The records under this task must be duplicated exactly.

• Items from a dataset:
=====
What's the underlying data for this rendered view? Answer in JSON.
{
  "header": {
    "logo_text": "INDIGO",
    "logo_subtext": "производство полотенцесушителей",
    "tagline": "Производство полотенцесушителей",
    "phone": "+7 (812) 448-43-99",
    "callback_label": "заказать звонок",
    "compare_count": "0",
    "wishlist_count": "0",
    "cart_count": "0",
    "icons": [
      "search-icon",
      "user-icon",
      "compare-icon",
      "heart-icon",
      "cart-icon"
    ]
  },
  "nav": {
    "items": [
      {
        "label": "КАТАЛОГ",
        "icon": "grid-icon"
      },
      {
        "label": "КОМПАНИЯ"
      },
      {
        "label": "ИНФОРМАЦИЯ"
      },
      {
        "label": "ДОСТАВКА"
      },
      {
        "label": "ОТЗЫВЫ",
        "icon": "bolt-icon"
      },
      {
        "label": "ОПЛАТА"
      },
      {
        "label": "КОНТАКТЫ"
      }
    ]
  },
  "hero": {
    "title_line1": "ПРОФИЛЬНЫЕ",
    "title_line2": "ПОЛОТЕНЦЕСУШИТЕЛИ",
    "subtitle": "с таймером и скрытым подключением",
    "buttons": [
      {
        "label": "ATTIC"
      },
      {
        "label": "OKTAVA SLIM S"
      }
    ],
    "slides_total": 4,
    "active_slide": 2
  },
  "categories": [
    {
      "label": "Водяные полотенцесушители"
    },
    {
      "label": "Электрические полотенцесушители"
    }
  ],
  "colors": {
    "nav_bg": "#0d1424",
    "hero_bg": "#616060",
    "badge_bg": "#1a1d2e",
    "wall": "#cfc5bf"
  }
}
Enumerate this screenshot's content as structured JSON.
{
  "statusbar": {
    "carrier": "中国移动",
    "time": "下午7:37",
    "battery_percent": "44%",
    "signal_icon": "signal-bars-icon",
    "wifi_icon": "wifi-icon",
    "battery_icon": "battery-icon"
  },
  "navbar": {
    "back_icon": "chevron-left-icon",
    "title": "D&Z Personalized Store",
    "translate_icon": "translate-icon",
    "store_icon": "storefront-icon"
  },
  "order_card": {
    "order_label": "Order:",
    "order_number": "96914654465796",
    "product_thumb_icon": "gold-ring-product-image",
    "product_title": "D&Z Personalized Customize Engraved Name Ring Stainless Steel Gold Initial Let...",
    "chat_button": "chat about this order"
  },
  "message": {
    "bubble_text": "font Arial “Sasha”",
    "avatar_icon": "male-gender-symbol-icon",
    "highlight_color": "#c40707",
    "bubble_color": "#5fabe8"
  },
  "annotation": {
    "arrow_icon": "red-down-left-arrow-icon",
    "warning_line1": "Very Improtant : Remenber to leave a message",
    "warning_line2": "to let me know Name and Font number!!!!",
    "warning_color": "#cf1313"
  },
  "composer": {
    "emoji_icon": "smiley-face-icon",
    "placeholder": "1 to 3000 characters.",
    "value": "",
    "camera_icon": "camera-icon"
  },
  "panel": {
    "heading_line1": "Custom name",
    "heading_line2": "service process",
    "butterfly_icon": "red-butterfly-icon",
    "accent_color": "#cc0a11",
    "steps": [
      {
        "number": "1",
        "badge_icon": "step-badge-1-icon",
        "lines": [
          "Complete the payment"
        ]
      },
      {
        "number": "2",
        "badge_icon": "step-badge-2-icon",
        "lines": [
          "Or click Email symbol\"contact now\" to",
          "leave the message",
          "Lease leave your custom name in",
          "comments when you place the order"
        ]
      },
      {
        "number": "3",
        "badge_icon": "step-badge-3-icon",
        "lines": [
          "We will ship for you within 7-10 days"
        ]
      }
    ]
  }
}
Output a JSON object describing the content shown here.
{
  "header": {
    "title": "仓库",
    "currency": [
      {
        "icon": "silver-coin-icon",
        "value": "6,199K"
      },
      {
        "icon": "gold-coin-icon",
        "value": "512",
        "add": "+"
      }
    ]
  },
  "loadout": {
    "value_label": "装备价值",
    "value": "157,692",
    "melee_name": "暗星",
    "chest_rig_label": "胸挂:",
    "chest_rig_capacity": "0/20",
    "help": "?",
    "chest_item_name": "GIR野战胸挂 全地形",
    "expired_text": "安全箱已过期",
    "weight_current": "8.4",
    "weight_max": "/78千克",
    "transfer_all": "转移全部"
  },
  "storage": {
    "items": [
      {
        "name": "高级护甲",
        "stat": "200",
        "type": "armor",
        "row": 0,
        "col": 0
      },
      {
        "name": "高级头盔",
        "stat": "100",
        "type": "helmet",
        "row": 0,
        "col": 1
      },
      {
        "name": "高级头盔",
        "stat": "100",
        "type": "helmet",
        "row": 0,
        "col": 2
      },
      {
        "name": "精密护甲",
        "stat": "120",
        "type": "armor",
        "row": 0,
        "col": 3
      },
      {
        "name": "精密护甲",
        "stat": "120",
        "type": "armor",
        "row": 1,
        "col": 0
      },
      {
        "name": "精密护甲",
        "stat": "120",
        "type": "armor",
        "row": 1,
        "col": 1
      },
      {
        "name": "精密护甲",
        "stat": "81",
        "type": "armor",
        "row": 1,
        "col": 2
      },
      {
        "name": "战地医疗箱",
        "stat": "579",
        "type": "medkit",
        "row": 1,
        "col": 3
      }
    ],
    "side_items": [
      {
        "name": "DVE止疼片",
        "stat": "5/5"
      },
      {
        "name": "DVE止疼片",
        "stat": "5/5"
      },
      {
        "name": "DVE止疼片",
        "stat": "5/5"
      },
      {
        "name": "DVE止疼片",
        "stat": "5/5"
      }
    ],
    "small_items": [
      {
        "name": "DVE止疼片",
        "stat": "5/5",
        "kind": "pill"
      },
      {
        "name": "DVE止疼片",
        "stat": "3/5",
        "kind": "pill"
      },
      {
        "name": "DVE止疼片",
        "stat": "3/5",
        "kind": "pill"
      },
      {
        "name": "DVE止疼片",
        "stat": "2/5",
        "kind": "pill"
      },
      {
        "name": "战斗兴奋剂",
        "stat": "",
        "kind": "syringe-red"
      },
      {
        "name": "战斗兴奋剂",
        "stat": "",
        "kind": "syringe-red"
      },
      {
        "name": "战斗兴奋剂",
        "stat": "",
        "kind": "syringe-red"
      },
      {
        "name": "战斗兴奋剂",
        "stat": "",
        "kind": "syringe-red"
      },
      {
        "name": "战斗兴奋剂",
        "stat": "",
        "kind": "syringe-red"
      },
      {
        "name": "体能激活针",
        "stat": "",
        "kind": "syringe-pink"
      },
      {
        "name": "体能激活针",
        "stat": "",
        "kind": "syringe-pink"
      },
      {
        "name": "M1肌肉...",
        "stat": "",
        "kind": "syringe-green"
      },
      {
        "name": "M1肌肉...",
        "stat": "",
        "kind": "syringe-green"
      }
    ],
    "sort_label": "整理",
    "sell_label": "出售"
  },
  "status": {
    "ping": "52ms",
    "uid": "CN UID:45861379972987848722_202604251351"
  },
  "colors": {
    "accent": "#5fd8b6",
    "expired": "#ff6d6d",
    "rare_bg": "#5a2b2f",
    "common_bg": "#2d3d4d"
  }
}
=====
• ANSWER AREA:
What's the underlying data for this rendered view? Answer in JSON.
{
  "header": {
    "logo_text": "INDIGO",
    "logo_subtext": "производство полотенцесушителей",
    "tagline": "Производство полотенцесушителей",
    "phone": "+7 (812) 448-43-99",
    "callback_label": "заказать звонок",
    "compare_count": "0",
    "wishlist_count": "0",
    "cart_count": "0",
    "icons": [
      "search-icon",
      "user-icon",
      "compare-icon",
      "heart-icon",
      "cart-icon"
    ]
  },
  "nav": {
    "items": [
      {
        "label": "КАТАЛОГ",
        "icon": "grid-icon"
      },
      {
        "label": "КОМПАНИЯ"
      },
      {
        "label": "ИНФОРМАЦИЯ"
      },
      {
        "label": "ДОСТАВКА"
      },
      {
        "label": "ОТЗЫВЫ",
        "icon": "bolt-icon"
      },
      {
        "label": "ОПЛАТА"
      },
      {
        "label": "КОНТАКТЫ"
      }
    ]
  },
  "hero": {
    "title_line1": "ПРОФИЛЬНЫЕ",
    "title_line2": "ПОЛОТЕНЦЕСУШИТЕЛИ",
    "subtitle": "с таймером и скрытым подключением",
    "buttons": [
      {
        "label": "ATTIC"
      },
      {
        "label": "OKTAVA SLIM S"
      }
    ],
    "slides_total": 4,
    "active_slide": 2
  },
  "categories": [
    {
      "label": "Водяные полотенцесушители"
    },
    {
      "label": "Электрические полотенцесушители"
    }
  ],
  "colors": {
    "nav_bg": "#0d1424",
    "hero_bg": "#616060",
    "badge_bg": "#1a1d2e",
    "wall": "#cfc5bf"
  }
}
Enumerate this screenshot's content as structured JSON.
{
  "statusbar": {
    "carrier": "中国移动",
    "time": "下午7:37",
    "battery_percent": "44%",
    "signal_icon": "signal-bars-icon",
    "wifi_icon": "wifi-icon",
    "battery_icon": "battery-icon"
  },
  "navbar": {
    "back_icon": "chevron-left-icon",
    "title": "D&Z Personalized Store",
    "translate_icon": "translate-icon",
    "store_icon": "storefront-icon"
  },
  "order_card": {
    "order_label": "Order:",
    "order_number": "96914654465796",
    "product_thumb_icon": "gold-ring-product-image",
    "product_title": "D&Z Personalized Customize Engraved Name Ring Stainless Steel Gold Initial Let...",
    "chat_button": "chat about this order"
  },
  "message": {
    "bubble_text": "font Arial “Sasha”",
    "avatar_icon": "male-gender-symbol-icon",
    "highlight_color": "#c40707",
    "bubble_color": "#5fabe8"
  },
  "annotation": {
    "arrow_icon": "red-down-left-arrow-icon",
    "warning_line1": "Very Improtant : Remenber to leave a message",
    "warning_line2": "to let me know Name and Font number!!!!",
    "warning_color": "#cf1313"
  },
  "composer": {
    "emoji_icon": "smiley-face-icon",
    "placeholder": "1 to 3000 characters.",
    "value": "",
    "camera_icon": "camera-icon"
  },
  "panel": {
    "heading_line1": "Custom name",
    "heading_line2": "service process",
    "butterfly_icon": "red-butterfly-icon",
    "accent_color": "#cc0a11",
    "steps": [
      {
        "number": "1",
        "badge_icon": "step-badge-1-icon",
        "lines": [
          "Complete the payment"
        ]
      },
      {
        "number": "2",
        "badge_icon": "step-badge-2-icon",
        "lines": [
          "Or click Email symbol\"contact now\" to",
          "leave the message",
          "Lease leave your custom name in",
          "comments when you place the order"
        ]
      },
      {
        "number": "3",
        "badge_icon": "step-badge-3-icon",
        "lines": [
          "We will ship for you within 7-10 days"
        ]
      }
    ]
  }
}
Output a JSON object describing the content shown here.
{
  "header": {
    "title": "仓库",
    "currency": [
      {
        "icon": "silver-coin-icon",
        "value": "6,199K"
      },
      {
        "icon": "gold-coin-icon",
        "value": "512",
        "add": "+"
      }
    ]
  },
  "loadout": {
    "value_label": "装备价值",
    "value": "157,692",
    "melee_name": "暗星",
    "chest_rig_label": "胸挂:",
    "chest_rig_capacity": "0/20",
    "help": "?",
    "chest_item_name": "GIR野战胸挂 全地形",
    "expired_text": "安全箱已过期",
    "weight_current": "8.4",
    "weight_max": "/78千克",
    "transfer_all": "转移全部"
  },
  "storage": {
    "items": [
      {
        "name": "高级护甲",
        "stat": "200",
        "type": "armor",
        "row": 0,
        "col": 0
      },
      {
        "name": "高级头盔",
        "stat": "100",
        "type": "helmet",
        "row": 0,
        "col": 1
      },
      {
        "name": "高级头盔",
        "stat": "100",
        "type": "helmet",
        "row": 0,
        "col": 2
      },
      {
        "name": "精密护甲",
        "stat": "120",
        "type": "armor",
        "row": 0,
        "col": 3
      },
      {
        "name": "精密护甲",
        "stat": "120",
        "type": "armor",
        "row": 1,
        "col": 0
      },
      {
        "name": "精密护甲",
        "stat": "120",
        "type": "armor",
        "row": 1,
        "col": 1
      },
      {
        "name": "精密护甲",
        "stat": "81",
        "type": "armor",
        "row": 1,
        "col": 2
      },
      {
        "name": "战地医疗箱",
        "stat": "579",
        "type": "medkit",
        "row": 1,
        "col": 3
      }
    ],
    "side_items": [
      {
        "name": "DVE止疼片",
        "stat": "5/5"
      },
      {
        "name": "DVE止疼片",
        "stat": "5/5"
      },
      {
        "name": "DVE止疼片",
        "stat": "5/5"
      },
      {
        "name": "DVE止疼片",
        "stat": "5/5"
      }
    ],
    "small_items": [
      {
        "name": "DVE止疼片",
        "stat": "5/5",
        "kind": "pill"
      },
      {
        "name": "DVE止疼片",
        "stat": "3/5",
        "kind": "pill"
      },
      {
        "name": "DVE止疼片",
        "stat": "3/5",
        "kind": "pill"
      },
      {
        "name": "DVE止疼片",
        "stat": "2/5",
        "kind": "pill"
      },
      {
        "name": "战斗兴奋剂",
        "stat": "",
        "kind": "syringe-red"
      },
      {
        "name": "战斗兴奋剂",
        "stat": "",
        "kind": "syringe-red"
      },
      {
        "name": "战斗兴奋剂",
        "stat": "",
        "kind": "syringe-red"
      },
      {
        "name": "战斗兴奋剂",
        "stat": "",
        "kind": "syringe-red"
      },
      {
        "name": "战斗兴奋剂",
        "stat": "",
        "kind": "syringe-red"
      },
      {
        "name": "体能激活针",
        "stat": "",
        "kind": "syringe-pink"
      },
      {
        "name": "体能激活针",
        "stat": "",
        "kind": "syringe-pink"
      },
      {
        "name": "M1肌肉...",
        "stat": "",
        "kind": "syringe-green"
      },
      {
        "name": "M1肌肉...",
        "stat": "",
        "kind": "syringe-green"
      }
    ],
    "sort_label": "整理",
    "sell_label": "出售"
  },
  "status": {
    "ping": "52ms",
    "uid": "CN UID:45861379972987848722_202604251351"
  },
  "colors": {
    "accent": "#5fd8b6",
    "expired": "#ff6d6d",
    "rare_bg": "#5a2b2f",
    "common_bg": "#2d3d4d"
  }
}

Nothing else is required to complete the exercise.